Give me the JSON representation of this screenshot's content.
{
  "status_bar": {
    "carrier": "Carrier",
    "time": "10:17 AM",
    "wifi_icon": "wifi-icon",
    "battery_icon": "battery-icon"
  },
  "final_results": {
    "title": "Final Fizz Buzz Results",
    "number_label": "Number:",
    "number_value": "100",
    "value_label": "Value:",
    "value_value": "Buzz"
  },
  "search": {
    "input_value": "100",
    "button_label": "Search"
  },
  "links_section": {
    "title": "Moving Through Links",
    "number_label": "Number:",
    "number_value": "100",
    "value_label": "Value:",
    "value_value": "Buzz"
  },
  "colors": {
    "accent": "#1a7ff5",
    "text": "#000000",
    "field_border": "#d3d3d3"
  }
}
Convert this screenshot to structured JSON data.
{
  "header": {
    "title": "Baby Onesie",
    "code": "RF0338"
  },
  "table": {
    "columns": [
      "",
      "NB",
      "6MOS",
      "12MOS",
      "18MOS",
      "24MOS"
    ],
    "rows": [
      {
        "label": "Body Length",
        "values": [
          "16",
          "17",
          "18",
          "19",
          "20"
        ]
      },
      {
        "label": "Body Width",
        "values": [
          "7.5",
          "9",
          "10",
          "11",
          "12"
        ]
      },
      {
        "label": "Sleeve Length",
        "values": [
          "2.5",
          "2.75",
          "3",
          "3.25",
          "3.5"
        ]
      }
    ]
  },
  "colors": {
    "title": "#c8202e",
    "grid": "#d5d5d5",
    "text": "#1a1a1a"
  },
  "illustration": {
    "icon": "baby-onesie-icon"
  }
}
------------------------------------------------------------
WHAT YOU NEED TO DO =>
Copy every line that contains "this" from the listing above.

REPLY =>
Give me the JSON representation of this screenshot's content.
Convert this screenshot to structured JSON data.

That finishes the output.